So we’ve met The Guardians, but only had a glimpse of the movie’s villain, Pitch (voiced by Jude Law). That soon changes, as Pitch appears in a sleeping child’s bedroom and, with a single touch, turns their dream unicorn – golden and iridescent – into a snarling, bucking, nightmare horse, powered by fear. It’s about as dark and scary as you can get away with in films like these – kids of a certain age may not be able to handle Pitch very well.
With Pitch about to accelerate his plans (“The wait is over!” he tells his newly-formed apprentice), it’s time for The Guardians to form. So Bunny – a determinedly Australian creation, with Jackman retaining his accent and talking of “underdecks” and gumtrees – pops up to see Jack (who, up until now, has not been part of the Guardians’ secret society) and, with the help of some of North’s Yetis, take him back to the North Pole.
There, Jack is welcomed by North, the Tooth Fairy (who immediately tries to examine his molars), Sandy and the Bunny. “Am I on the naughty list?” asks Jack. North explains that Jack has been chosen, by the Man in the Moon, as a Guardian, at which Jack seems somewhat nonplussed. If not downright pissed off. So North takes him through his workshop (as elves and Yetis work furiously to manufacture toys), and asks him – magical being to magical being – to, essentially, man up and discover the hero within. As Jack ruminates, Bunnymund appears with news – there’s trouble at the Tooth Palace, which prompts the Guardians to jump into North’s sleigh, a Batmobile-esque (in fact, the temp music here was from Danny Elfman’s Batman, later giving way to Michael Giacchino’s Star Trek theme, surely a nod to Chris Pine’s presence) beast, throbbing and transforming, the sort of thing that would give Jeremy Clarkson a fit of the heebies.
And, as they fly into the night, that was that. And, I have to say, that was damned impressive. DreamWorks, for all its success, has always lived beneath the shadow of Pixar. Lately, though, with the likes of How To Train Your Dragon and the appointment of Guillermo del Toro as a sort of creative overlord on their entire slate, they’re stepping up to the plate, whether it’s with fun throwaways like Puss In Boots or Megamind, or more serious, affecting fare like Dragon and, it seems, this. It’ll be mighty interesting to see how the final version fares.

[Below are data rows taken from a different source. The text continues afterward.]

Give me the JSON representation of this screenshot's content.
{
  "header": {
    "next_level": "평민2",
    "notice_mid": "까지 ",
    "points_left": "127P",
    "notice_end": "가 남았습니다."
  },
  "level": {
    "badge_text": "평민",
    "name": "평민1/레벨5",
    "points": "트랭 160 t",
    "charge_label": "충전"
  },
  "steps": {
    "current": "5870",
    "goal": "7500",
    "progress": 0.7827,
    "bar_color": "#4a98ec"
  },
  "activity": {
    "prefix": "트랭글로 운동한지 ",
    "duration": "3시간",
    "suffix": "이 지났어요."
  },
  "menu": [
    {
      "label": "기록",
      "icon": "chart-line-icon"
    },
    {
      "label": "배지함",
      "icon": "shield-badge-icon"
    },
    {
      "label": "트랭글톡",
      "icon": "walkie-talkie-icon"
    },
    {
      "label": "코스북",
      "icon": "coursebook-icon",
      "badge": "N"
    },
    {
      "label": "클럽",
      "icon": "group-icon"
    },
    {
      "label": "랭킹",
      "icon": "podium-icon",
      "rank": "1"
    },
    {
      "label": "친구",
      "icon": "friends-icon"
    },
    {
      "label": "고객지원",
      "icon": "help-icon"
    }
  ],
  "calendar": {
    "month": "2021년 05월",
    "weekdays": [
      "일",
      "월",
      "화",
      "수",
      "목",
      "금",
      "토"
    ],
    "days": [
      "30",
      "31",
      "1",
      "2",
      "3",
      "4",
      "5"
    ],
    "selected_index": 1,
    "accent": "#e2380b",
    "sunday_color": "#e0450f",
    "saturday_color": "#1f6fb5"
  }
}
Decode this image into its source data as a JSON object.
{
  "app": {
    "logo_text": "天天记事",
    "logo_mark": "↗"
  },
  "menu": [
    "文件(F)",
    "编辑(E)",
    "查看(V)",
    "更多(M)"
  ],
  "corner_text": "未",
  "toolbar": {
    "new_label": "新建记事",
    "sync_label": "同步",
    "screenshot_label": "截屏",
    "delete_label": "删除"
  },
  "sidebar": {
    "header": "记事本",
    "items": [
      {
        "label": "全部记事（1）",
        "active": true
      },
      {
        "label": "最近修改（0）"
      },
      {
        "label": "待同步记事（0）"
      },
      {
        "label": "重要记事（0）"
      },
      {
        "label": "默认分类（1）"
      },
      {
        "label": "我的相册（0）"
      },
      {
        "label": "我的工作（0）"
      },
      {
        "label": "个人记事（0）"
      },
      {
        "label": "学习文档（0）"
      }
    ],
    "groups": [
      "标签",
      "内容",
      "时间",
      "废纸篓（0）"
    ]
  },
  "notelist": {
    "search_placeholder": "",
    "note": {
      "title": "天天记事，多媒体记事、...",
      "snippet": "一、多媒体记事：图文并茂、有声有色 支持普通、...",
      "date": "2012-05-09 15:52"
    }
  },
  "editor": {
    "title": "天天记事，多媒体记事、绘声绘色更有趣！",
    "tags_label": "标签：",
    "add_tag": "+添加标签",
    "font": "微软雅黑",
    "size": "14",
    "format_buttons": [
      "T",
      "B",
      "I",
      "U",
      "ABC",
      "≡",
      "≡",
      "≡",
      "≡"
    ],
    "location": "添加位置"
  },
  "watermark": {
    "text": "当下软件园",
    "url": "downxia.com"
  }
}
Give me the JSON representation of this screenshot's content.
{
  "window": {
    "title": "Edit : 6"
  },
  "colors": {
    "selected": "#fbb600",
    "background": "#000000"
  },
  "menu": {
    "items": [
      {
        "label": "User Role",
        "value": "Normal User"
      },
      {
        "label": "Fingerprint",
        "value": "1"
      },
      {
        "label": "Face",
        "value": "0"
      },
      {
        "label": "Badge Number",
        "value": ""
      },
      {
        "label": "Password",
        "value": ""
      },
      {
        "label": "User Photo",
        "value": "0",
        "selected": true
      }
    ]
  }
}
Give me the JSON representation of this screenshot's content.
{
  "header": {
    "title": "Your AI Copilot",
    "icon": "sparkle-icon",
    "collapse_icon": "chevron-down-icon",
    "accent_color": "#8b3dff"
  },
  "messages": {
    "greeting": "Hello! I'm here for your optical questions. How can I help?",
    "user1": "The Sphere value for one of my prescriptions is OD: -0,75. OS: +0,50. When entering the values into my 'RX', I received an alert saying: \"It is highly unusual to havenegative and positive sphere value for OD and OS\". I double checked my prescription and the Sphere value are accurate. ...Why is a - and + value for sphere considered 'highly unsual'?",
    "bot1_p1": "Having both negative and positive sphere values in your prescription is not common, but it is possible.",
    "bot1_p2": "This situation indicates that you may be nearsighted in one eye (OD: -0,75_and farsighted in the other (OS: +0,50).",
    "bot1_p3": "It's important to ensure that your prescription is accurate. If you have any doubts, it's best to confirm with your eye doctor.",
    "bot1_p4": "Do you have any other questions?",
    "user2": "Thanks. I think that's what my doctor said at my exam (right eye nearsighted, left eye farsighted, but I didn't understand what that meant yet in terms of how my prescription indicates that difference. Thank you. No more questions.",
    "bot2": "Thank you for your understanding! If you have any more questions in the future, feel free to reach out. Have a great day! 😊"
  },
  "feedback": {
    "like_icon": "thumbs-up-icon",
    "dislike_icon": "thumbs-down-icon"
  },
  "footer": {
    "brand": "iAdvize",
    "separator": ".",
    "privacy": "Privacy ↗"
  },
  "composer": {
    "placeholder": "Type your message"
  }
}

Madagascar 3: Europe’s Most Wanted, which I saw the day after, isn’t out until October, and you’ll have to wait for the full Empire review. However, I will say this: it’s very much in the former camp of fun throwaways. But it boasts an astonishing bombardment of jokes from minute one, many of which – possibly thanks to the presence of Noah Baumbach (yes, Greenberg’s Noah Baumbach) as co-writer – are genuinely inspired. I hadn’t seen either of the previous Madagascars before this one, and wasn’t expecting much, but I had a very pleasant surprise. It’s a blast.
It also has something in common with Jacques Audiard’s Rust & Bone, one of the frontrunners for the Palme D’Or – both have sequences (featuring animals) set to Katy Perry’s Firework. Rumour has it that all Cannes filmmakers are now frantically trying to insert the song into their films. I think it’ll work a treat in Ken Loach’s The Angel’s Share.